A transcript is a document listing the student’s course work and grades, credits earned, volunteer work, and ACT/SAT scores from their high school years. It is similar to a resume. Most parents put this on one sheet. If there has been extensive work on a specific subject, you can create a separate document highlighting the area of study or work done on that topic. Keep in mind that most colleges receive hundreds, if not thousands, of applications. Focus on putting together a concise and accurate summary.
I’m frequently asked whether a high school transcript is needed to graduate as a homeschool student. Currently in Florida the answer is No. Other states may require it, so check with your county homeschool liaison. However, you will almost certainly need a transcript for any continuing education your child may pursue. Waiting until your child’s 11th or 12th grade years to create this document can be a challenge. Those final years are generally filled with SAT and ACT testing, college applications, and completing high school requirements needed for possible scholarship money. You can avoid this undue stress by staying on top of it early on. (more…)
Many homeschool moms struggle with the fear that only a certified teacher is “qualified” to execute the task of teaching their children. I have known many women who have educated their children quite successfully without having a teaching degree. The three ingredients needed for success are simple: a desire to learn, a willingness to work, and the determination to stick with it.
Moms seem to forget just how many subjects are taught on a daily basis. By this point, you’ve taught your child to eat, play, and speak without being a nutritionist, PE major, or speech pathologist.
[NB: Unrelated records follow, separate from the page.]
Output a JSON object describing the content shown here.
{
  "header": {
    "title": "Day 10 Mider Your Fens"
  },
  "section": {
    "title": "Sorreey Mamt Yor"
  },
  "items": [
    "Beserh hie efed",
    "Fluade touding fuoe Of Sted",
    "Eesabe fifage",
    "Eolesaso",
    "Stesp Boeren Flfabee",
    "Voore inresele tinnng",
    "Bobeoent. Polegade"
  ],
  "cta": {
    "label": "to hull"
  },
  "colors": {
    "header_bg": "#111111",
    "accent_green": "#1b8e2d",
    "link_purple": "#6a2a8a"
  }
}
To teach successfully you must have the commitment to learn. At first, it may seem like you’re drinking from a fire hose; and that’s okay because you are! A good place to start is talking to other homeschool moms, visiting the library for relevant information, and getting connecting with homeschooling groups for support. They are all great resources which will get you on the right path. With all the new information and decisions you will be making, having a place to organize it will provide a sense of order, whether it is a physical notebook, Evernote, or whatever works for you. (more…)